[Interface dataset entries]
_ _ _ _ _ _ _

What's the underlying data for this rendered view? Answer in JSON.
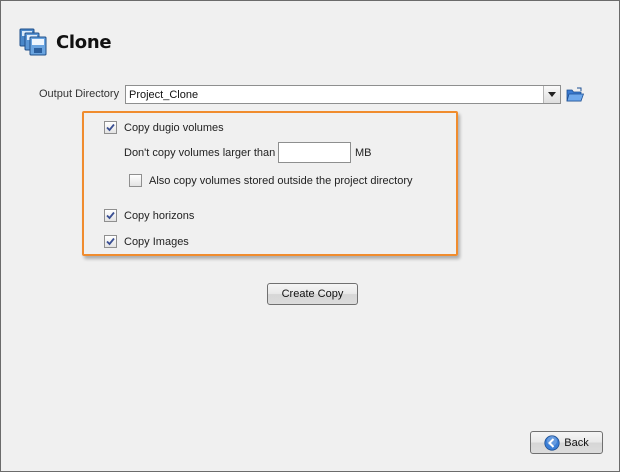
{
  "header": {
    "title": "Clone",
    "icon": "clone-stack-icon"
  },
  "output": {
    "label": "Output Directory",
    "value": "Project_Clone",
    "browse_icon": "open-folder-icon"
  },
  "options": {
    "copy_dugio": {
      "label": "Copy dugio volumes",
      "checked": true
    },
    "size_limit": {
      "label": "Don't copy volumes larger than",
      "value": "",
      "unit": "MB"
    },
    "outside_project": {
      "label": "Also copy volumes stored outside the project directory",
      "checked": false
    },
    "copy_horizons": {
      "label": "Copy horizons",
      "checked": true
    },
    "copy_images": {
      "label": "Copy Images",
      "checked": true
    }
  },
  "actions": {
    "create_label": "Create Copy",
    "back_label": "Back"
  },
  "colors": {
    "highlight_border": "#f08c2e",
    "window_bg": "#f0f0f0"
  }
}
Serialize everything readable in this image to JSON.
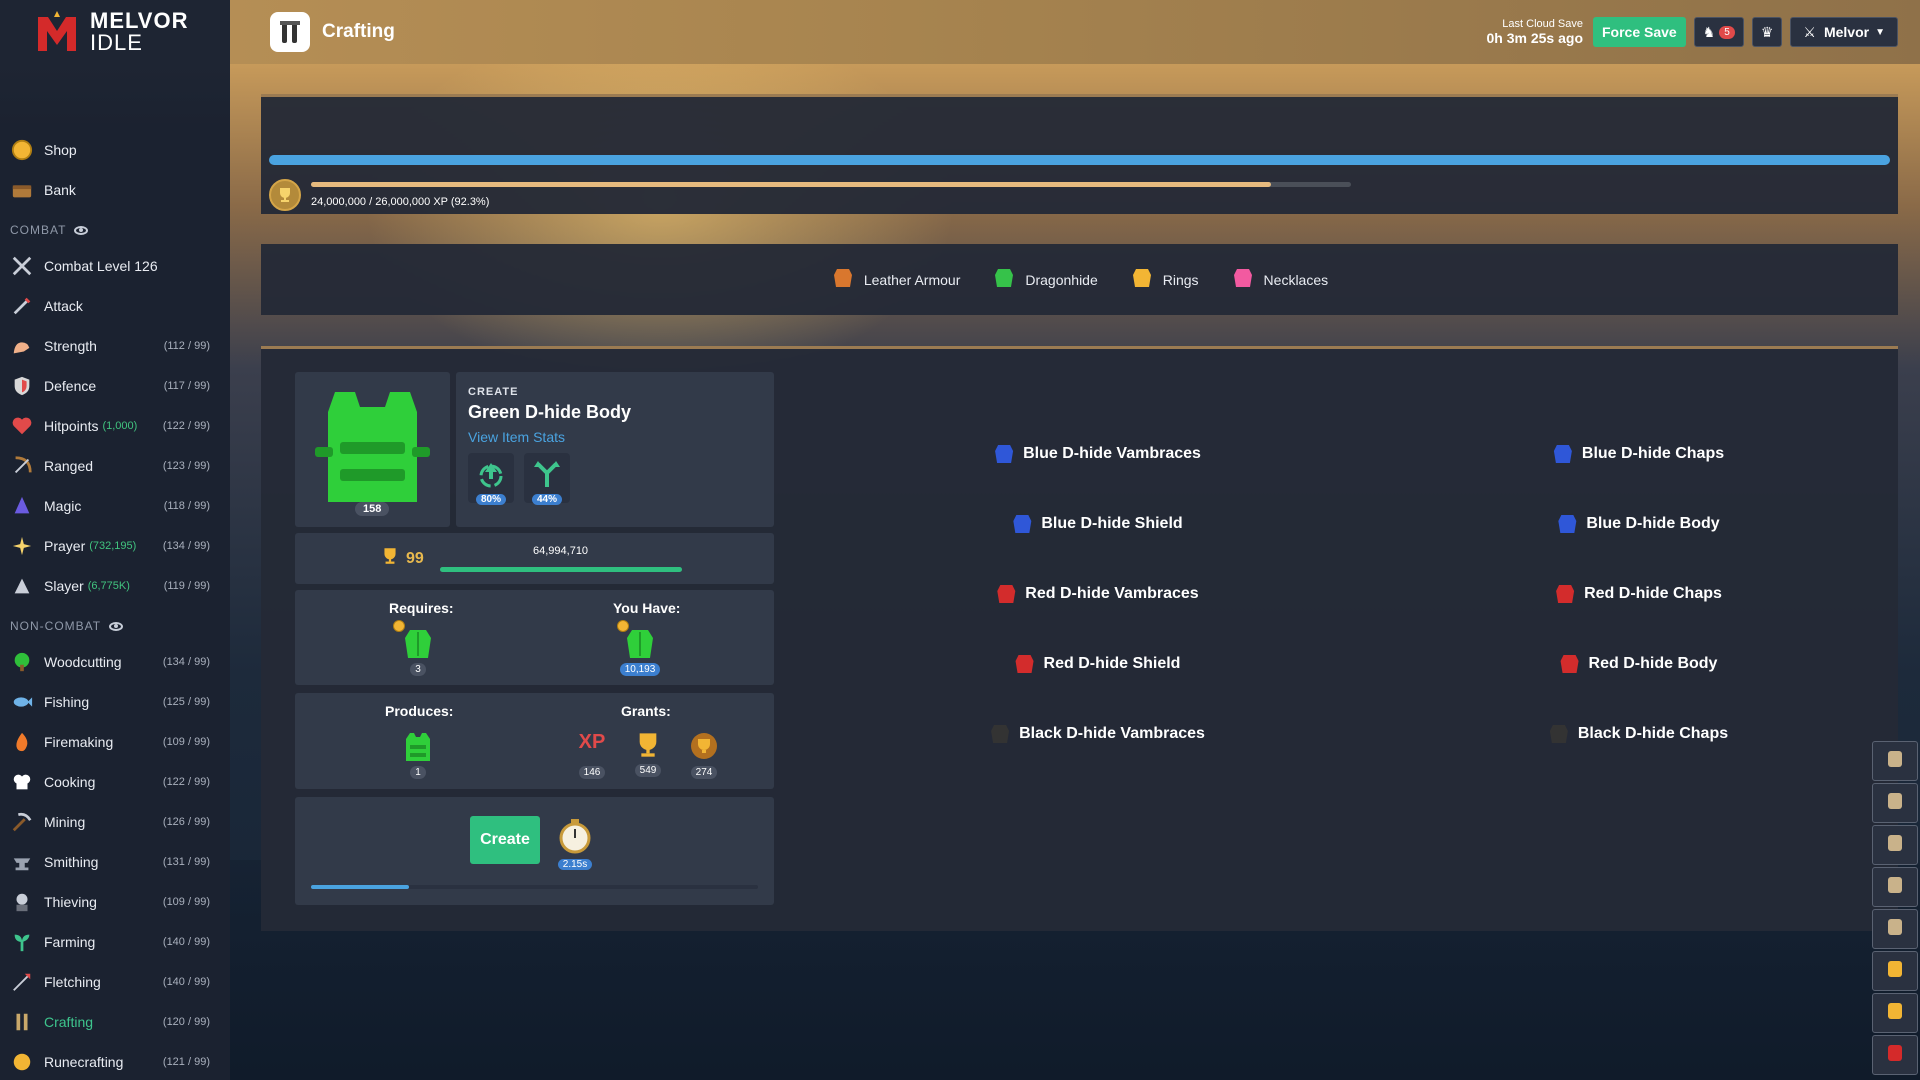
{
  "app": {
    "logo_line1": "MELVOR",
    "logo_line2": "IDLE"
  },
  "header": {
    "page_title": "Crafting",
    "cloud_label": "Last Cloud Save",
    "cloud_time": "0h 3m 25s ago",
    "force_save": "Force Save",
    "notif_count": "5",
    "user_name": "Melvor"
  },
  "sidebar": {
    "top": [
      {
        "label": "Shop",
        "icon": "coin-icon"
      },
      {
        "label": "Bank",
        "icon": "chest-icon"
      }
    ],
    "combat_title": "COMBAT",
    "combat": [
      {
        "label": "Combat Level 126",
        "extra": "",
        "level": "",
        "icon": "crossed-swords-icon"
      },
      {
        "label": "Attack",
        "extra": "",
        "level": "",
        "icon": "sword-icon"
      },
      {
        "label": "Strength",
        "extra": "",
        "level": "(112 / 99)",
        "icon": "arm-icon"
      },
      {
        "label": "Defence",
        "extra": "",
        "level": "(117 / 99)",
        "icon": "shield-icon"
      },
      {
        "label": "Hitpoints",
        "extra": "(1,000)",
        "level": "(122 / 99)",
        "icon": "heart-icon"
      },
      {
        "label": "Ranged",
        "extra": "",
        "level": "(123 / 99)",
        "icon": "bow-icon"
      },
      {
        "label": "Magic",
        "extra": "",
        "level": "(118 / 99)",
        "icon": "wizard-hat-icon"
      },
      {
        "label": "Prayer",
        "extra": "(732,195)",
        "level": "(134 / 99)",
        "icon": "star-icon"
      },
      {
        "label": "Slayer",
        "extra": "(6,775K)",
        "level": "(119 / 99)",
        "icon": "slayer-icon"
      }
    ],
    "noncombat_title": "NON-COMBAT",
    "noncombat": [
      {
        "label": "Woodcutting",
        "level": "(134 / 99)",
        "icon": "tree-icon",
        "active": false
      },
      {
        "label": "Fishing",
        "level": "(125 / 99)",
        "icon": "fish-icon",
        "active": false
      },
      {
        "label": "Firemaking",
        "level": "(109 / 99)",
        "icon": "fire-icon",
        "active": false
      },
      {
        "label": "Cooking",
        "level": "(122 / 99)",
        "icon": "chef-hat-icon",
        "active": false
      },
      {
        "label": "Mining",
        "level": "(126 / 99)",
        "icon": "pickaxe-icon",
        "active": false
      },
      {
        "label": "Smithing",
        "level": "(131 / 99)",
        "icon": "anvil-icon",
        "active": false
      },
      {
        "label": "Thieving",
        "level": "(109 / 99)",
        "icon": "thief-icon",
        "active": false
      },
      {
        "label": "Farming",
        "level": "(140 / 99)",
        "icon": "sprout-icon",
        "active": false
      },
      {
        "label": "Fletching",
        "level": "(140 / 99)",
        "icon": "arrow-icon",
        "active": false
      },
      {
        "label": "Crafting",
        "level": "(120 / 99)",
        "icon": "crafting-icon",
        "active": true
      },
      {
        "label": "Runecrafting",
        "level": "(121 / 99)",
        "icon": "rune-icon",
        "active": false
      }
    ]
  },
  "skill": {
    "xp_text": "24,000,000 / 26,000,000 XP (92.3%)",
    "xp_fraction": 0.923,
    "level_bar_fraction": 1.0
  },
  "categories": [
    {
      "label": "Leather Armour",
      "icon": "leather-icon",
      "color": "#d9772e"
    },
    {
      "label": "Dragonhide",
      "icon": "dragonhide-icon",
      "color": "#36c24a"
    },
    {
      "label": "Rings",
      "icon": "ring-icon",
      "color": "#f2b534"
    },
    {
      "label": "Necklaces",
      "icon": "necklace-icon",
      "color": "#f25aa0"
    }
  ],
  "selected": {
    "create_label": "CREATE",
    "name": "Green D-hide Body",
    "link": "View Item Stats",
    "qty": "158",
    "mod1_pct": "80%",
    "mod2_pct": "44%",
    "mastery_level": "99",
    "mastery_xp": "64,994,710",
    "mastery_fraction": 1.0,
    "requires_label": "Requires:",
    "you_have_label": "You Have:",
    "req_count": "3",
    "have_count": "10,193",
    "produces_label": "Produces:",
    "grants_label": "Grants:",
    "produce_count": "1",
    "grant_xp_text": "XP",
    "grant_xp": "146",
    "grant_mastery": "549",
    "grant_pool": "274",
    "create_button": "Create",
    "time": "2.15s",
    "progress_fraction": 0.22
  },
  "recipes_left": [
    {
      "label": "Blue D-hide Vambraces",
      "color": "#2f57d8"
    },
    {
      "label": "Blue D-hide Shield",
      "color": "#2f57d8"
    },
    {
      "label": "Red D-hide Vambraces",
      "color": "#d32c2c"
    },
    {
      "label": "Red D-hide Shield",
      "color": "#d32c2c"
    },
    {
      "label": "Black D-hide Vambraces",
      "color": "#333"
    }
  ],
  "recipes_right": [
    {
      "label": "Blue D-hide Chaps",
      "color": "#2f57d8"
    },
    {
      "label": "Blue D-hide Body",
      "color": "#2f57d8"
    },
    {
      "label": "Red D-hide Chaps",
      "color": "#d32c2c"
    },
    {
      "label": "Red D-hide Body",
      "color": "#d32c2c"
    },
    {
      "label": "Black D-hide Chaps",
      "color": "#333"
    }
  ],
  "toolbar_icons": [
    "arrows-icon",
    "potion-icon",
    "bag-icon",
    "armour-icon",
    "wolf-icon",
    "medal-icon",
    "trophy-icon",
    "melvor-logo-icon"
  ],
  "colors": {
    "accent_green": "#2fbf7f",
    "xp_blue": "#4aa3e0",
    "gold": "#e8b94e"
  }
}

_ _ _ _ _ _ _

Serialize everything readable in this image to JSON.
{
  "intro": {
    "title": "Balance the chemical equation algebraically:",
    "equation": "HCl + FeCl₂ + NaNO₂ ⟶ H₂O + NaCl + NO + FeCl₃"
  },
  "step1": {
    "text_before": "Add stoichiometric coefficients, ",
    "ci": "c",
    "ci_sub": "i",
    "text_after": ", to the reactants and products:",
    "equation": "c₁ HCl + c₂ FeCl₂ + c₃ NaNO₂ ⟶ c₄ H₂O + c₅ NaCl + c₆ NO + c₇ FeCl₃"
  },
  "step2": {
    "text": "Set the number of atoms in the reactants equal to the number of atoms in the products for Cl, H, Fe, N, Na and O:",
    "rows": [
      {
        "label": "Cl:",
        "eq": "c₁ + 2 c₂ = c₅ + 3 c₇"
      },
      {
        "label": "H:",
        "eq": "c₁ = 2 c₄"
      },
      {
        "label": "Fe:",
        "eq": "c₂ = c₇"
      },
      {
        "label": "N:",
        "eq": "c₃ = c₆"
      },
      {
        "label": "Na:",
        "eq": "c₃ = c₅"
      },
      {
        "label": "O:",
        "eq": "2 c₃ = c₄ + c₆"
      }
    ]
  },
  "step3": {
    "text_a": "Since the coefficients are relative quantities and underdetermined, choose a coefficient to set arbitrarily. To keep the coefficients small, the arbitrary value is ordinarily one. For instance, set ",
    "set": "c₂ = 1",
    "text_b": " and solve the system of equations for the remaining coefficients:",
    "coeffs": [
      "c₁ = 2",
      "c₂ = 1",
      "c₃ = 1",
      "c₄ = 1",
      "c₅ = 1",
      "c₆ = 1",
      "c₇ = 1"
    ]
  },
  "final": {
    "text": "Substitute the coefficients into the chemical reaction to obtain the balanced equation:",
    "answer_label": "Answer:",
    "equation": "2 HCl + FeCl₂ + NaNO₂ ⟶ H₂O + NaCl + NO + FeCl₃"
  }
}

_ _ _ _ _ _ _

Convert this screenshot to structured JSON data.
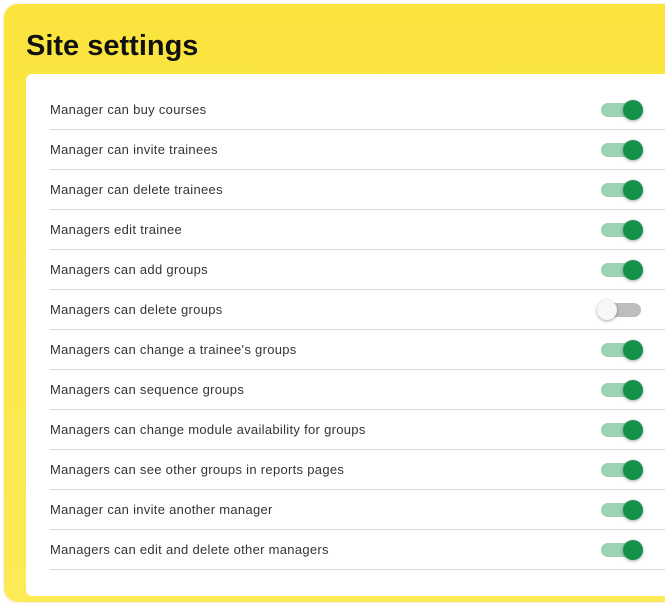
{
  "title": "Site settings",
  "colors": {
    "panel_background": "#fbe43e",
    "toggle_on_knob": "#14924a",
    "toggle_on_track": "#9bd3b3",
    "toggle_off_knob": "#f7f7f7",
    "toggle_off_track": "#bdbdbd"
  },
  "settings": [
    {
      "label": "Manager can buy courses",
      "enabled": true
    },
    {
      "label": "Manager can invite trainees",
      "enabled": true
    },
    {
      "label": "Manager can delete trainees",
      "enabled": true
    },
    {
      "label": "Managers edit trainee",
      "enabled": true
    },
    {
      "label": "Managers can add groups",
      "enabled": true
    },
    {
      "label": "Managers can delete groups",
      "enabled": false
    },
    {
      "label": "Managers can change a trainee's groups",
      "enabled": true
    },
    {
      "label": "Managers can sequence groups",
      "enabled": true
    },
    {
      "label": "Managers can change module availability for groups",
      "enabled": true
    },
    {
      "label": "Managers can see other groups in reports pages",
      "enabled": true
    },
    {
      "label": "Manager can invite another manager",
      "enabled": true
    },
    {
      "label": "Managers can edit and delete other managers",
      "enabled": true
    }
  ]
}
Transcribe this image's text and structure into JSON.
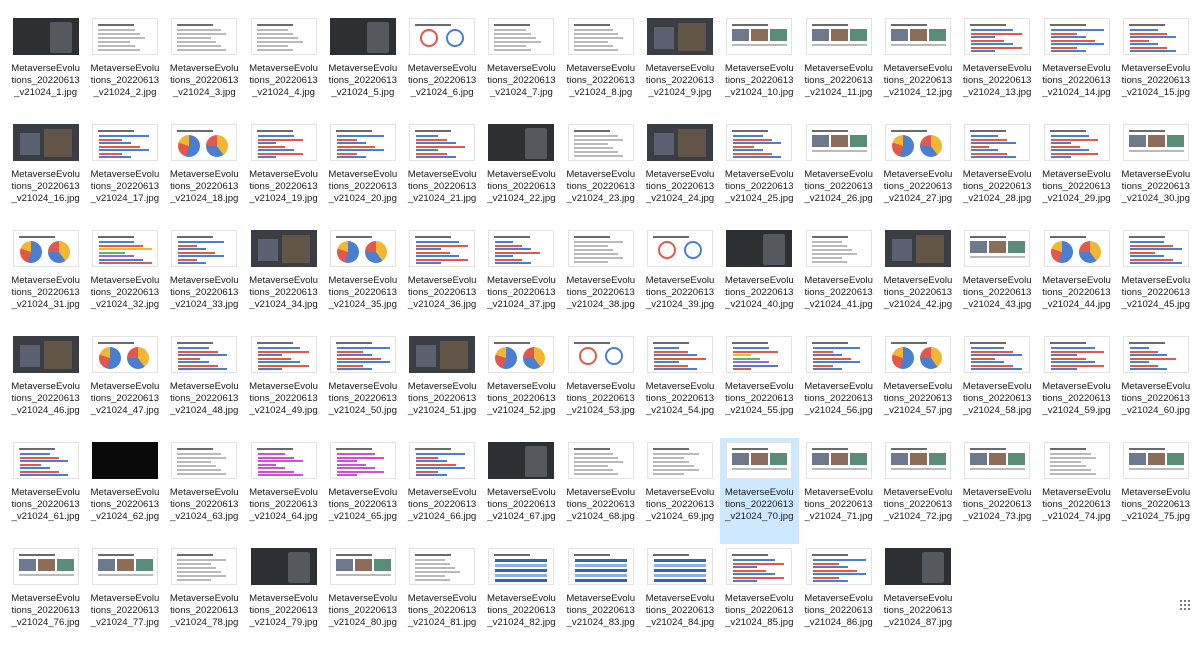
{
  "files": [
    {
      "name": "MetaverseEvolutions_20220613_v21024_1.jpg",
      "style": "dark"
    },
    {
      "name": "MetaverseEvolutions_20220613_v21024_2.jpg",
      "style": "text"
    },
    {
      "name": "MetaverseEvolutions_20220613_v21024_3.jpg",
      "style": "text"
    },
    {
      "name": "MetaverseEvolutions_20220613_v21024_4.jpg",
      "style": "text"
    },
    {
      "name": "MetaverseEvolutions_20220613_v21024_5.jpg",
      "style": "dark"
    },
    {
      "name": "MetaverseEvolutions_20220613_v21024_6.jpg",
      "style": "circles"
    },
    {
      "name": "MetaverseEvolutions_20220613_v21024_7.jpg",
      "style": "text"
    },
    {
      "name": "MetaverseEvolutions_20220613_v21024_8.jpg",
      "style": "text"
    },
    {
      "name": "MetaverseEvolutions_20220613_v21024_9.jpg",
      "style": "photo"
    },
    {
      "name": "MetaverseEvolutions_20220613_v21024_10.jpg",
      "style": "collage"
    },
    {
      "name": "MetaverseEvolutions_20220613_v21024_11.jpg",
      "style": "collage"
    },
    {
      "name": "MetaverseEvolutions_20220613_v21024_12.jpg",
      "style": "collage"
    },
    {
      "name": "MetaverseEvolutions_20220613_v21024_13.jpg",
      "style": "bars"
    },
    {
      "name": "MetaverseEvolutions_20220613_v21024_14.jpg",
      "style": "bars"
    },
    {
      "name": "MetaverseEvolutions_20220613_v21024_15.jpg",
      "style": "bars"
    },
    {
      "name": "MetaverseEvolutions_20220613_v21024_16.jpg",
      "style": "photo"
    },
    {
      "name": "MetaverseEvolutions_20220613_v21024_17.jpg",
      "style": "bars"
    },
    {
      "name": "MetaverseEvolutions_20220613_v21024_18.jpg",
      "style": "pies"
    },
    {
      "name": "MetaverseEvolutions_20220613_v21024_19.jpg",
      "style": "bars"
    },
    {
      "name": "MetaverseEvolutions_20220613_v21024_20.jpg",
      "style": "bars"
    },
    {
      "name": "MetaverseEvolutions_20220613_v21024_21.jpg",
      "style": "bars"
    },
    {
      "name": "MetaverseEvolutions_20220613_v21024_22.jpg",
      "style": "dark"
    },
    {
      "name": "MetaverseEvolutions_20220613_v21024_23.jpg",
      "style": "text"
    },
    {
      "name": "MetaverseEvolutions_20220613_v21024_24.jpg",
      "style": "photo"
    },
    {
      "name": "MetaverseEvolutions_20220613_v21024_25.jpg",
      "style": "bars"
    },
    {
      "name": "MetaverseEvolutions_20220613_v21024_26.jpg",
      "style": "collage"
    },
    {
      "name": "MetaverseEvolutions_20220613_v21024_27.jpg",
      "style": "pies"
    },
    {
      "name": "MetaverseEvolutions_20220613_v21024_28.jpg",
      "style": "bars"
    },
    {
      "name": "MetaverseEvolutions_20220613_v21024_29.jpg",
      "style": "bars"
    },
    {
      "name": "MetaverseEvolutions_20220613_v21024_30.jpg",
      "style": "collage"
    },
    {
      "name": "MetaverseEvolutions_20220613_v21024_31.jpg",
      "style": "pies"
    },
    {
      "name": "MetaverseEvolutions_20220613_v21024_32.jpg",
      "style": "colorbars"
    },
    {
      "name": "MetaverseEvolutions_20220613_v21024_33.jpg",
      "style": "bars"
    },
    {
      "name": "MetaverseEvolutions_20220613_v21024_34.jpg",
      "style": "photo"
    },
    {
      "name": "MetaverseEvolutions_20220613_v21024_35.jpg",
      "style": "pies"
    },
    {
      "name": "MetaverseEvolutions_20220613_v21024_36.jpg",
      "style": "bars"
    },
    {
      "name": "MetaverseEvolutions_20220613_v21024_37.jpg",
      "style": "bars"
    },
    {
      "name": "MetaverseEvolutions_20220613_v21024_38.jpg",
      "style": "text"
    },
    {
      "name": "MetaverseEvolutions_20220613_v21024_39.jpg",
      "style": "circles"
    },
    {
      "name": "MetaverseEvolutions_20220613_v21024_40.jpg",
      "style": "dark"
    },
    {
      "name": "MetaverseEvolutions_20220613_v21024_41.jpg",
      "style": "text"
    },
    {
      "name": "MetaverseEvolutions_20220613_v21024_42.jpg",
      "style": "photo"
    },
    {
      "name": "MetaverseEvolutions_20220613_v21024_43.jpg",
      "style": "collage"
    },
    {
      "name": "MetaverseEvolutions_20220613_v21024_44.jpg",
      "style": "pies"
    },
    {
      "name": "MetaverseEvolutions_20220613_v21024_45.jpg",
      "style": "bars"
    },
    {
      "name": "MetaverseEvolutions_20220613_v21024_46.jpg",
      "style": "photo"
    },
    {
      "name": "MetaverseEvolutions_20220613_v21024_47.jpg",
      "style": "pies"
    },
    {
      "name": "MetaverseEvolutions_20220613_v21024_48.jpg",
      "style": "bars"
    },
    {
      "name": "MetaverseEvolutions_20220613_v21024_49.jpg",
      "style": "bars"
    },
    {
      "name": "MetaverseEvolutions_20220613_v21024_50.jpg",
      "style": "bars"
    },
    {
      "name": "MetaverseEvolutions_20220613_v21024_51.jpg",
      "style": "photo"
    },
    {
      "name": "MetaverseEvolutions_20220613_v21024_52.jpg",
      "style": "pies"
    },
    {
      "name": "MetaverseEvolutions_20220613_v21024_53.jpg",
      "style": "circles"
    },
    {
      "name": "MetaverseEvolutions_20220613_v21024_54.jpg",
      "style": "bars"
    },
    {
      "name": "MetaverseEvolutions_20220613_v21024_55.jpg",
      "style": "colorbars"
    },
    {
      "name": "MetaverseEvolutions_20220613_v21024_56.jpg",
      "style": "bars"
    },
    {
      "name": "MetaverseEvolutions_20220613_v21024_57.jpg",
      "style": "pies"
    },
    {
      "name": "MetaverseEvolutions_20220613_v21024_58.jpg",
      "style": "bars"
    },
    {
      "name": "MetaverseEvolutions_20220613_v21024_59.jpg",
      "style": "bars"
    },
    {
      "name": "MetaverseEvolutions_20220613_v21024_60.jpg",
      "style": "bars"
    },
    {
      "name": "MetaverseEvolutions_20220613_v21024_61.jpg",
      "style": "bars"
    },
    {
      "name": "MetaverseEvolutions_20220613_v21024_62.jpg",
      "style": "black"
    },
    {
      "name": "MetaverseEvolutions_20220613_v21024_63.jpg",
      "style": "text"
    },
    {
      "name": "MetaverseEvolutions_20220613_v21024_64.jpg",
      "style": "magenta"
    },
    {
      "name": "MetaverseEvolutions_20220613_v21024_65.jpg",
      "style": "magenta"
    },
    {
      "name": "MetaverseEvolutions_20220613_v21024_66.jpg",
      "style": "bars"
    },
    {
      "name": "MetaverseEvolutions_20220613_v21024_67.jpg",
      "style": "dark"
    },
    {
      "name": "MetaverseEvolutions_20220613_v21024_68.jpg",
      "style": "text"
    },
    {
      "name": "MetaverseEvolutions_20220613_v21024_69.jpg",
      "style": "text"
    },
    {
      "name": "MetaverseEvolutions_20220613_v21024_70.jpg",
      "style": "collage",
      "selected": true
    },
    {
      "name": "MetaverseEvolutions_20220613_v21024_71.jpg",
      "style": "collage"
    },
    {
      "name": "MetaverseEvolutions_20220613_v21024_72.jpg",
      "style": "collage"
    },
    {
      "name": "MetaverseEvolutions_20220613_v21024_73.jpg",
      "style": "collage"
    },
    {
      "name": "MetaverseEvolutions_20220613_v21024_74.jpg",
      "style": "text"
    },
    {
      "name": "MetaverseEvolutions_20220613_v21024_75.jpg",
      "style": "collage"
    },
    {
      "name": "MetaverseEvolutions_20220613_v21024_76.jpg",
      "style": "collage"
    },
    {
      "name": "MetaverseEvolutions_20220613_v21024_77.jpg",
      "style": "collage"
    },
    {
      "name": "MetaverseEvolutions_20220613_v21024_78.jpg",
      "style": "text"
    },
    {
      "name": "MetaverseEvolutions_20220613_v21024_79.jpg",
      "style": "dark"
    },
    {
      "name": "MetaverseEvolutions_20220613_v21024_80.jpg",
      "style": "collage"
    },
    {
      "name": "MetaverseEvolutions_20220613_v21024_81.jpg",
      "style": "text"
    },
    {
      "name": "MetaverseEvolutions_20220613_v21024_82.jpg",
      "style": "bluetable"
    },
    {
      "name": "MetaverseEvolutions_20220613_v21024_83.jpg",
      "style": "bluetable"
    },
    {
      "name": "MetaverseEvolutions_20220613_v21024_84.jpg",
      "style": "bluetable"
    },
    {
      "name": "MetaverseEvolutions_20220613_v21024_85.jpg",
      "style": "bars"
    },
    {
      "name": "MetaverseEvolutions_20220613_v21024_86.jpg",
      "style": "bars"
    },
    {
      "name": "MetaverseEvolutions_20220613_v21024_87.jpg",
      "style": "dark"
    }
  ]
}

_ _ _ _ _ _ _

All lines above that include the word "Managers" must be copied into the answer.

= TASK OUTPUT =
      "label": "Managers edit trainee",
      "label": "Managers can add groups",
      "label": "Managers can delete groups",
      "label": "Managers can change a trainee's groups",
      "label": "Managers can sequence groups",
      "label": "Managers can change module availability for groups",
      "label": "Managers can see other groups in reports pages",
      "label": "Managers can edit and delete other managers",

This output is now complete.